|Lest anyone doubt that Shanghai-the-city-that-will-take-over-from-Hong Kong will definitely take over from Hong Kong, the Central People’s Government in Beijing issues an edict declaring it to be so. With one sweep of the imperial pen, the State Council decrees that the Mainland’s leading commercial and pan-fried-dumpling centre will become an international financial (not to mention shipping) hub in precisely 11 years.
It would be understating the case to say that this will be an unparalleled achievement for the Chinese people. What other country in the world could create a core of global capital, debt, securities, futures, forex and other markets in a place that does not have a freely convertible currency, a dependable legal system, serious accounting standards, a free flow of information or a critical mass of loud, tall lawyers, bankers, traders and fund managers who stroll around purposefully in suits and drink too much – let alone taxi drivers who can discuss over-the-counter derivatives in halfway decent English?
Inevitably, doubters and skeptics are saying it can’t be done, and the whole announcement was just a pat on the head for Shanghai’s leaders, whose self-esteem has taken a bit of a battering with Beijing getting the Olympics and Tianjin asking central planners to grant it its own special role as a location for financial services. Our very own Financial Secretary, John Tsang, shrugs off the idea politely with even more vacuous-than-usual blather about proactively complementing the former Pearl of the Orient – letting it be the national hub for monorails and bad architecture sinking into swampland, perhaps.
But others see this as the final warning for the Big Lychee’s wayward and infantile population, constantly complaining – even as global trade and investment falls off the cliff – that their unelected leaders deliver less-than-perfect standards of governance. Sing Tao Chairman Charles Ho used the occasion of his newspaper’s exciting Leader of the Year Award last night to warn that Hong Kong will decline into rubble if its outspoken and dissatisfied people don’t get smart and ‘Focus On The Economy’, as shutting up about cretinous policymaking is known in such circles. Former Chief Secretary Rafael Hui, helping to dish out the prizes to the winners, added that we will all end up speaking in the idiotic-sounding dialect of the Yangtze River Delta if we’re not careful.
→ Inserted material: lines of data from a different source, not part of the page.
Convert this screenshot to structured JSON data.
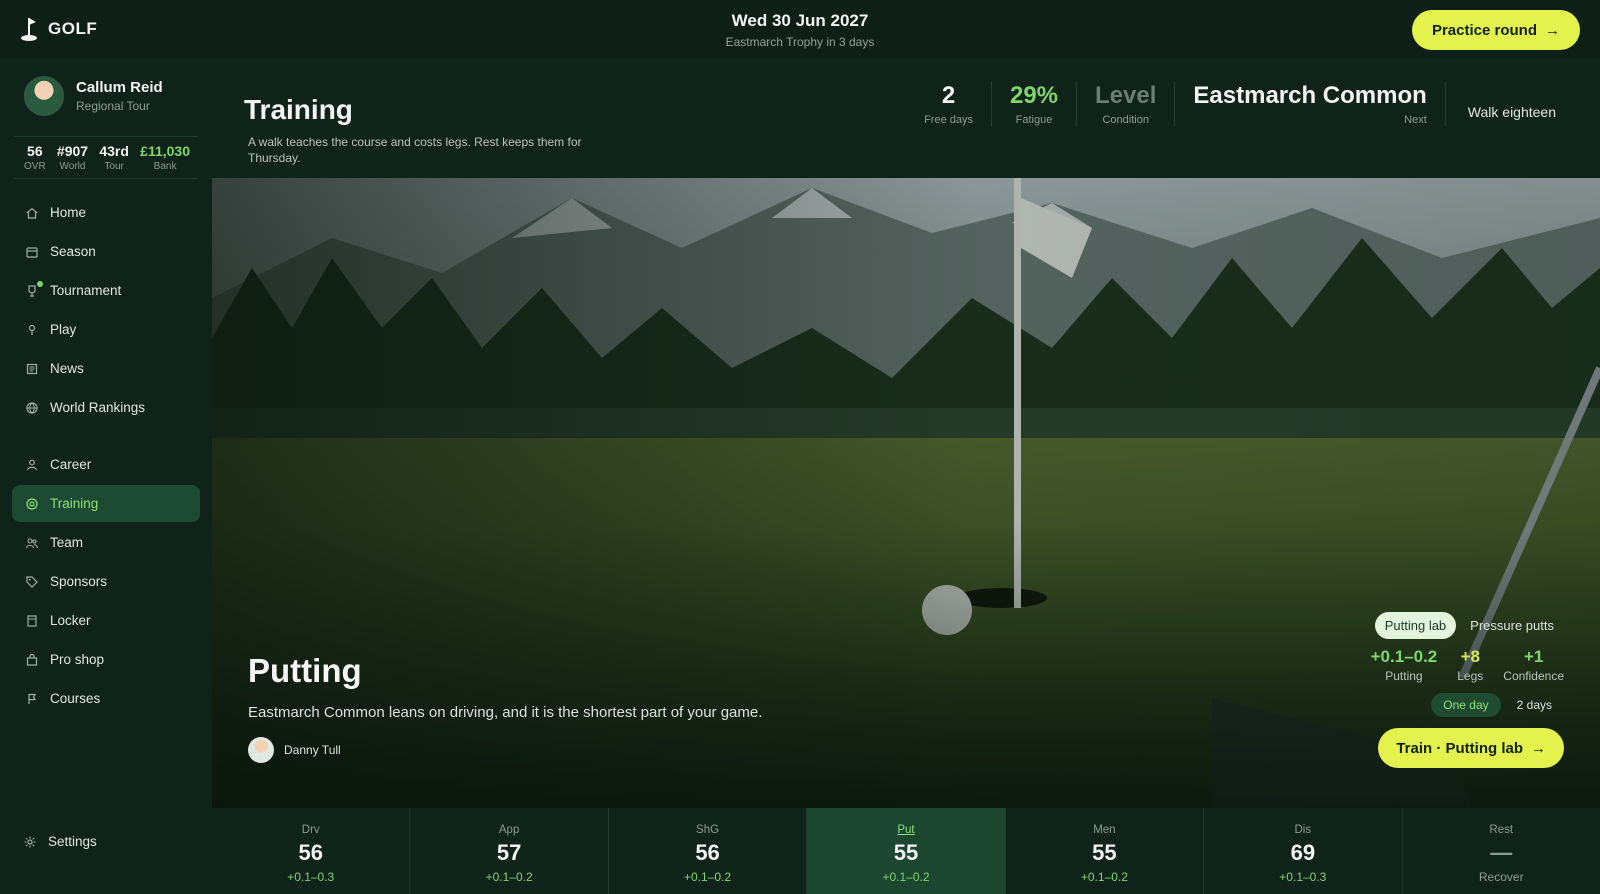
{
  "app": {
    "logo_text": "GOLF"
  },
  "header": {
    "date": "Wed 30 Jun 2027",
    "subtitle": "Eastmarch Trophy in 3 days",
    "practice_label": "Practice round"
  },
  "profile": {
    "name": "Callum Reid",
    "tour": "Regional Tour",
    "stats": [
      {
        "value": "56",
        "label": "OVR"
      },
      {
        "value": "#907",
        "label": "World"
      },
      {
        "value": "43rd",
        "label": "Tour"
      },
      {
        "value": "£11,030",
        "label": "Bank"
      }
    ]
  },
  "nav": {
    "primary": [
      {
        "label": "Home",
        "icon": "home-icon"
      },
      {
        "label": "Season",
        "icon": "calendar-icon"
      },
      {
        "label": "Tournament",
        "icon": "trophy-icon"
      },
      {
        "label": "Play",
        "icon": "pin-icon"
      },
      {
        "label": "News",
        "icon": "news-icon"
      },
      {
        "label": "World Rankings",
        "icon": "globe-icon"
      }
    ],
    "secondary": [
      {
        "label": "Career",
        "icon": "person-icon"
      },
      {
        "label": "Training",
        "icon": "target-icon"
      },
      {
        "label": "Team",
        "icon": "team-icon"
      },
      {
        "label": "Sponsors",
        "icon": "tag-icon"
      },
      {
        "label": "Locker",
        "icon": "locker-icon"
      },
      {
        "label": "Pro shop",
        "icon": "bag-icon"
      },
      {
        "label": "Courses",
        "icon": "flag-icon"
      }
    ],
    "settings_label": "Settings"
  },
  "page": {
    "title": "Training",
    "subtitle": "A walk teaches the course and costs legs. Rest keeps them for Thursday.",
    "metrics": [
      {
        "value": "2",
        "label": "Free days"
      },
      {
        "value": "29%",
        "label": "Fatigue"
      },
      {
        "value": "Level",
        "label": "Condition"
      },
      {
        "value": "Eastmarch Common",
        "label": "Next"
      }
    ],
    "walk_label": "Walk eighteen"
  },
  "hero": {
    "title": "Putting",
    "description": "Eastmarch Common leans on driving, and it is the shortest part of your game.",
    "coach": "Danny Tull",
    "drills": [
      "Putting lab",
      "Pressure putts"
    ],
    "gains": [
      {
        "value": "+0.1–0.2",
        "label": "Putting"
      },
      {
        "value": "+8",
        "label": "Legs"
      },
      {
        "value": "+1",
        "label": "Confidence"
      }
    ],
    "durations": [
      "One day",
      "2 days"
    ],
    "train_label": "Train · Putting lab"
  },
  "skills": [
    {
      "code": "Drv",
      "value": "56",
      "delta": "+0.1–0.3"
    },
    {
      "code": "App",
      "value": "57",
      "delta": "+0.1–0.2"
    },
    {
      "code": "ShG",
      "value": "56",
      "delta": "+0.1–0.2"
    },
    {
      "code": "Put",
      "value": "55",
      "delta": "+0.1–0.2"
    },
    {
      "code": "Men",
      "value": "55",
      "delta": "+0.1–0.2"
    },
    {
      "code": "Dis",
      "value": "69",
      "delta": "+0.1–0.3"
    },
    {
      "code": "Rest",
      "value": "—",
      "delta": "Recover"
    }
  ],
  "colors": {
    "accent": "#e4f24d",
    "positive": "#7fd66a",
    "background": "#0f211a"
  }
}
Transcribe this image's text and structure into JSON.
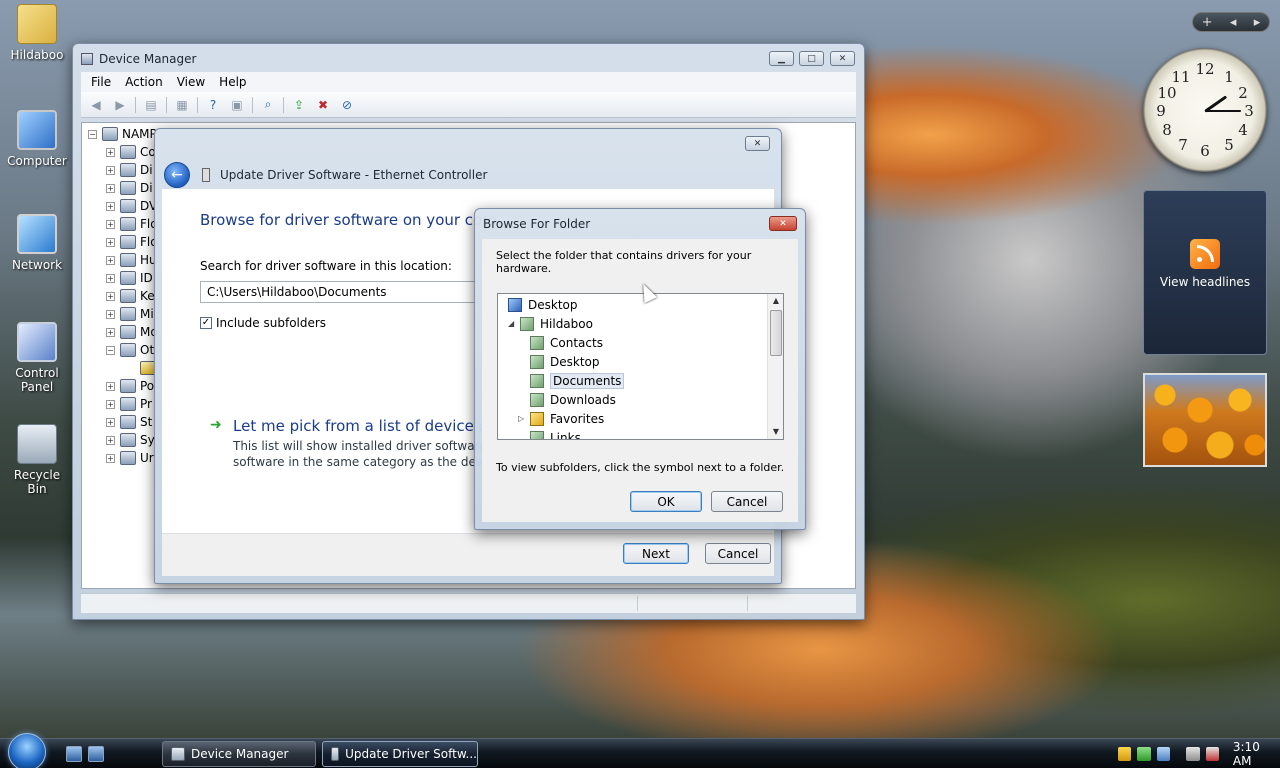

(Reminder – write to Rafael and tell him ‘Charles Ho is Shanghainese, you ass’.)
The proof that Hong Kong is doomed can be seen in the Leader of the Year Awards themselves. In the past, the recipients have been truly famous, high-class and elite – either born into rich and influential families, or making up for not doing so through frenzied shoe-shining. Thus past years’ winners included Tung Chee-hwa (Shanghainese) (twice!), Hopewell Holdings tycoon Gordon Wu, Stock Exchange Chairman Charles Lee, Bank of East Asia boss David Li, Lan Kwai Fong maestro Allen Zeman, Chief Government Cheerleader Ronald Arculli and patriotic legislator Rita Fan (Shanghainese). This year, it’s barrel-scraping time, with awards going to obscure nonentity losers who do scientific research and help AIDS orphans on the Mainland. It’s downhill all the way from now on.
Dymocks, IFC Mall
& other HK Dymocks
(some, probably, maybe)
Hong Kong & worldwide
USA & worldwide